When used properly, disk shrinking utilities can safely create space for creating a new partition. Since the possibility of selecting the wrong partition exists, always backup any important data and verify the integrity of the backup before modifying disk partitions.
Disk partitions containing different operating systems make it possible to install multiple operating systems on one computer. An alternative is to use virtualization (<xref linkend="virtualization"/>) which allows multiple operating systems to run at the same time without modifying any disk partitions.
Collect Network Information
Some FreeBSD installation methods require a network connection in order to download the installation files. After any installation, the installer will offer to setup the system's network interfaces.
If the network has a <acronym>DHCP</acronym> server, it can be used to provide automatic network configuration. If <acronym>DHCP</acronym> is not available, the following network information for the system must be obtained from the local network administrator or Internet service provider:
Required Network Information
<acronym>IP</acronym> address
Subnet mask
<acronym>IP</acronym> address of default gateway
Domain name of the network
<acronym>IP</acronym> addresses of the network's <acronym>DNS</acronym> servers
Check for FreeBSD Errata
Although the FreeBSD Project strives to ensure that each release of FreeBSD is as stable as possible, bugs occasionally creep into the process. On very rare occasions those bugs affect the installation process. As these problems are discovered and fixed, they are noted in the FreeBSD Errata (<link xlink:href="@@URL_RELPREFIX@@/releases/12.1R/errata.html">https://www.freebsd.org/releases/12.1R/errata.html</link>) on the FreeBSD web site. Check the errata before installing to make sure that there are no problems that might affect the installation.
Information and errata for all the releases can be found on the release information section of the FreeBSD web site (<link xlink:href="@@URL_RELPREFIX@@/releases/index.html">https://www.freebsd.org/releases/index.html</link>).
Prepare the Installation Media
The FreeBSD installer is not an application that can be run from within another operating system. Instead, download a FreeBSD installation file, burn it to the media associated with its file type and size (<acronym>CD</acronym>, <acronym>DVD</acronym>, or <acronym>USB</acronym>), and boot the system to install from the inserted media.
FreeBSD installation files are available at <link xlink:href="@@URL_RELPREFIX@@/where.html#download">www.freebsd.org/where.html#download</link>. Each installation file's name includes the release version of FreeBSD, the architecture, and the type of file. For example, to install FreeBSD 12.1 on an amd64 system from a <acronym>DVD</acronym>, download <filename>FreeBSD-12.1-RELEASE-amd64-dvd1.iso</filename>, burn this file to a <acronym>DVD</acronym>, and boot the system with the <acronym>DVD</acronym> inserted.

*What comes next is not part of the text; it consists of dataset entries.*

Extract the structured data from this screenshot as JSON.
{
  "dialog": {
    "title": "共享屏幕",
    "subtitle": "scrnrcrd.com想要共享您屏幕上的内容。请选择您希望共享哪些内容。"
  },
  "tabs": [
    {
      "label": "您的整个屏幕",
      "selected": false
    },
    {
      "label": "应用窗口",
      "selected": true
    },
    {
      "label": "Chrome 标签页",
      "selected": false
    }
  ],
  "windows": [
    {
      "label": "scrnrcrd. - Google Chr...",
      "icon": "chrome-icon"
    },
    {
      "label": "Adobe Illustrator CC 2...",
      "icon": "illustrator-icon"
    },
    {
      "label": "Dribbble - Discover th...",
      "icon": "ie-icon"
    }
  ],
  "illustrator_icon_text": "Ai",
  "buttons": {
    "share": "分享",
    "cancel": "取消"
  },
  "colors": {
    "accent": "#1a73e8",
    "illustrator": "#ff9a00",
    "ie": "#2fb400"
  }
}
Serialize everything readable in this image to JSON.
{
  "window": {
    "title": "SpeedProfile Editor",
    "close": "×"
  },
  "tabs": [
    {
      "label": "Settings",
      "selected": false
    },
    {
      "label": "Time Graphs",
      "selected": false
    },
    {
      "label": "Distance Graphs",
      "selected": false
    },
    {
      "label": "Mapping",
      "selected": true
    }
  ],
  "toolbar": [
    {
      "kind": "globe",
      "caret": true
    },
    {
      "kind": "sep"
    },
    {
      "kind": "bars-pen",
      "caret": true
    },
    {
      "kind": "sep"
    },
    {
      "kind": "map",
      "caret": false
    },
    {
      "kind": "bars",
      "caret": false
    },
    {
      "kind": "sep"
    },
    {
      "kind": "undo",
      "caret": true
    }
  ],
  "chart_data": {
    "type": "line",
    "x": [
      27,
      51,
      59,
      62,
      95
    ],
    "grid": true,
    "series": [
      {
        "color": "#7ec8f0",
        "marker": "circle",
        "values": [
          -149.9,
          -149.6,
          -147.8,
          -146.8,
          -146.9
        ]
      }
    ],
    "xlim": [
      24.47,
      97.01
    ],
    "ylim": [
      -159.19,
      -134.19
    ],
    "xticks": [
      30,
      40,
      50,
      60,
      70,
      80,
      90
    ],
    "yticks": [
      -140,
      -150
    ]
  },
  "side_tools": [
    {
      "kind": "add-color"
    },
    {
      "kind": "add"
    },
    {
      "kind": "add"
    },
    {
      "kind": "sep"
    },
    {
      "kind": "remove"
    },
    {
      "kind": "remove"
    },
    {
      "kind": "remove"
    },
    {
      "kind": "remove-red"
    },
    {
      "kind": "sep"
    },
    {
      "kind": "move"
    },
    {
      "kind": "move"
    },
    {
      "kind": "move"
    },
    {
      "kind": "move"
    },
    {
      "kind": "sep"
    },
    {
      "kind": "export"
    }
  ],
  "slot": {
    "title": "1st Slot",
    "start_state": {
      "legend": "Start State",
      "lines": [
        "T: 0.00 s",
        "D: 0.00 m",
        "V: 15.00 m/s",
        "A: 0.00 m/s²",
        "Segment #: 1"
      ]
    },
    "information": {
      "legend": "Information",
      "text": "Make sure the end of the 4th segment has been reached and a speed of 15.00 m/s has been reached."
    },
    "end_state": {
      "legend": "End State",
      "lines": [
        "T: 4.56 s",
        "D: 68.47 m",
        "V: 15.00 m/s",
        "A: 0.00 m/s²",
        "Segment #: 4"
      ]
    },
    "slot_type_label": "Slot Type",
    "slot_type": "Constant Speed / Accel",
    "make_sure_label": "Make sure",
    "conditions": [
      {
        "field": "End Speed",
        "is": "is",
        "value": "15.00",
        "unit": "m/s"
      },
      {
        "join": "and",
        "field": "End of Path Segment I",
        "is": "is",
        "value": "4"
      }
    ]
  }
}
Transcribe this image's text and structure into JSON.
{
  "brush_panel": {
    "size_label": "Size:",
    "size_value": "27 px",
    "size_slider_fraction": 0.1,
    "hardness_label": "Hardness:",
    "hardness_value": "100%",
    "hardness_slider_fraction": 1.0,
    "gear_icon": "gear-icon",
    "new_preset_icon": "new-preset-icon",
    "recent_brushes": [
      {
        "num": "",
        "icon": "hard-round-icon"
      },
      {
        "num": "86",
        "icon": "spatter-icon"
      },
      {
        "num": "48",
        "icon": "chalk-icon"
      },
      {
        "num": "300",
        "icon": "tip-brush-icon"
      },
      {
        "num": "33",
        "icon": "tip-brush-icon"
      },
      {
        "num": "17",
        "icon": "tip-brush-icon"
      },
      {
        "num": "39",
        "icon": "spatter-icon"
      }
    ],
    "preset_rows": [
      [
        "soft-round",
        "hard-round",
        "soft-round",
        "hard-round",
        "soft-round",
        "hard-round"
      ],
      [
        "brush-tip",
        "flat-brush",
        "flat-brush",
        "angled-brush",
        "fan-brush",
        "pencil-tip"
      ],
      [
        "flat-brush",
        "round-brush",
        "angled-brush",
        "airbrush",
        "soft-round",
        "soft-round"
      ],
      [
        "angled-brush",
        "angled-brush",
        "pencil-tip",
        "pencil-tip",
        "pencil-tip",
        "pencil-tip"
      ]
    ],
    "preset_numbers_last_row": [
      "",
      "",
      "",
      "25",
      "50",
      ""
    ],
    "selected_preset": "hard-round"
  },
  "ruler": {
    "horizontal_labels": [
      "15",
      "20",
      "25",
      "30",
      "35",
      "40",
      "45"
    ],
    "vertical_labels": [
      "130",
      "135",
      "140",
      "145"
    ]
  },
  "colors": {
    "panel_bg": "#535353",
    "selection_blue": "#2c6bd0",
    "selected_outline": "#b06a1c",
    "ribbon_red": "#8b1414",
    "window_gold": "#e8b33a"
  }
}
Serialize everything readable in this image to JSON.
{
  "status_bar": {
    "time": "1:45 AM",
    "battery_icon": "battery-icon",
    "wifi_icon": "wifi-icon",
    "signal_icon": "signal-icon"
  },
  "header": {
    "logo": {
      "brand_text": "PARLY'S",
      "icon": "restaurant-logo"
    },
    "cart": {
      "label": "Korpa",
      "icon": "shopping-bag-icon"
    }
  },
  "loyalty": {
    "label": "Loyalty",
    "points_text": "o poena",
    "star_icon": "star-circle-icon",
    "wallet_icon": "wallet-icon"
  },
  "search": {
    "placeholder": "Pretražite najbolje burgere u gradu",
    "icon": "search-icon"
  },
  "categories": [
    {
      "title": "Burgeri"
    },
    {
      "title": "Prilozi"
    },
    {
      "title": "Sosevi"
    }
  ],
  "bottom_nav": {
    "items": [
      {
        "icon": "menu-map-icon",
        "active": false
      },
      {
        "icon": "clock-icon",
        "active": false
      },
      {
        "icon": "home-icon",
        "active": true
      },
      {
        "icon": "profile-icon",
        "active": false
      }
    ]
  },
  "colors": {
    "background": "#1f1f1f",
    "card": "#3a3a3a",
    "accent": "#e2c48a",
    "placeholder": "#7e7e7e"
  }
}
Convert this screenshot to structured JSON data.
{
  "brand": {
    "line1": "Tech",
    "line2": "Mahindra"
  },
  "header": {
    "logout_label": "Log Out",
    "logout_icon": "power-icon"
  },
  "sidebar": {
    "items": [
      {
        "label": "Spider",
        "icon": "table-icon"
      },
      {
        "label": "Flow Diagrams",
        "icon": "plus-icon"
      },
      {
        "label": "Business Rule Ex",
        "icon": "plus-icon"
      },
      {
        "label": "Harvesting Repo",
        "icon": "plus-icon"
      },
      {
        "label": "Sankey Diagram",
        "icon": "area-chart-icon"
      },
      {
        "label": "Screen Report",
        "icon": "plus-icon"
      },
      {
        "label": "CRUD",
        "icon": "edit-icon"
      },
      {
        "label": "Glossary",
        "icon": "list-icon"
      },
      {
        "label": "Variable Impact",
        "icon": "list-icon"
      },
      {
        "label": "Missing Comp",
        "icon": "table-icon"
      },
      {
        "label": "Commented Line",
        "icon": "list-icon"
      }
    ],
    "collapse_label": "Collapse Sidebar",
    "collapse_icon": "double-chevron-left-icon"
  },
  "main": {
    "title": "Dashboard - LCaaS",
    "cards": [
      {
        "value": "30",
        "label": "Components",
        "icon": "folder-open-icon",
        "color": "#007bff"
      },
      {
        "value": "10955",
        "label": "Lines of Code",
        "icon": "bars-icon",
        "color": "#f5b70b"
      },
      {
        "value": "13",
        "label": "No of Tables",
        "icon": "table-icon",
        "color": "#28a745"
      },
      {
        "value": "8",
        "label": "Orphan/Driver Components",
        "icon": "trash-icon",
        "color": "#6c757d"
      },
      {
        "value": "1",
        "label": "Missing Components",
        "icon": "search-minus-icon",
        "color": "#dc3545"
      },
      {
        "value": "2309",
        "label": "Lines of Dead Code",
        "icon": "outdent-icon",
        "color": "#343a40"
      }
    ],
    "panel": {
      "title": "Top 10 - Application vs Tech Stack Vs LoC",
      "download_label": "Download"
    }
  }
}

Loading…

No matching activity found.

Browse all component changes

Source information

Source string comment
(itstool) path: step/para
Flags
read-only
Source string location
book.translate.xml:3136
String age
a year ago
Source string age
a year ago
Translation file
books/handbook.pot, string 396